● **Problem to work on**:
Set all the entries down once more, with nothing altered.

Dataset rows for apps and sites
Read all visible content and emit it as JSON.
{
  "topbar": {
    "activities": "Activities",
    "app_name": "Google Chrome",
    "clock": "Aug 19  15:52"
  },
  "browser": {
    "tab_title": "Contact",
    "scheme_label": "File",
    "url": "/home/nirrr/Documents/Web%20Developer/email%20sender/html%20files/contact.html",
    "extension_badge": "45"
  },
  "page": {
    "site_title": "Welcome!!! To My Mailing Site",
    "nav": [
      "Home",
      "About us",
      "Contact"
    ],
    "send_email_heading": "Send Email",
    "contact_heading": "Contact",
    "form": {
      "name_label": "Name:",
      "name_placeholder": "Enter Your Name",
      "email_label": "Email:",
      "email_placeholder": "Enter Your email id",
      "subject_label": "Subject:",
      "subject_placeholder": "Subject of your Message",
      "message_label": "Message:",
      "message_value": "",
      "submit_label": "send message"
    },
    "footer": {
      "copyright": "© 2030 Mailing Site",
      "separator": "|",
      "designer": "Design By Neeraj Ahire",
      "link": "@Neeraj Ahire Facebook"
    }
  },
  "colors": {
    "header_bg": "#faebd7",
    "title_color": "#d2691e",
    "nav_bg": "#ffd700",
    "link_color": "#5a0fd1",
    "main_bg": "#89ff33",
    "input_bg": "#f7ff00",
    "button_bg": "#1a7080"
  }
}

● **Solution below**:
Read all visible content and emit it as JSON.
{
  "topbar": {
    "activities": "Activities",
    "app_name": "Google Chrome",
    "clock": "Aug 19  15:52"
  },
  "browser": {
    "tab_title": "Contact",
    "scheme_label": "File",
    "url": "/home/nirrr/Documents/Web%20Developer/email%20sender/html%20files/contact.html",
    "extension_badge": "45"
  },
  "page": {
    "site_title": "Welcome!!! To My Mailing Site",
    "nav": [
      "Home",
      "About us",
      "Contact"
    ],
    "send_email_heading": "Send Email",
    "contact_heading": "Contact",
    "form": {
      "name_label": "Name:",
      "name_placeholder": "Enter Your Name",
      "email_label": "Email:",
      "email_placeholder": "Enter Your email id",
      "subject_label": "Subject:",
      "subject_placeholder": "Subject of your Message",
      "message_label": "Message:",
      "message_value": "",
      "submit_label": "send message"
    },
    "footer": {
      "copyright": "© 2030 Mailing Site",
      "separator": "|",
      "designer": "Design By Neeraj Ahire",
      "link": "@Neeraj Ahire Facebook"
    }
  },
  "colors": {
    "header_bg": "#faebd7",
    "title_color": "#d2691e",
    "nav_bg": "#ffd700",
    "link_color": "#5a0fd1",
    "main_bg": "#89ff33",
    "input_bg": "#f7ff00",
    "button_bg": "#1a7080"
  }
}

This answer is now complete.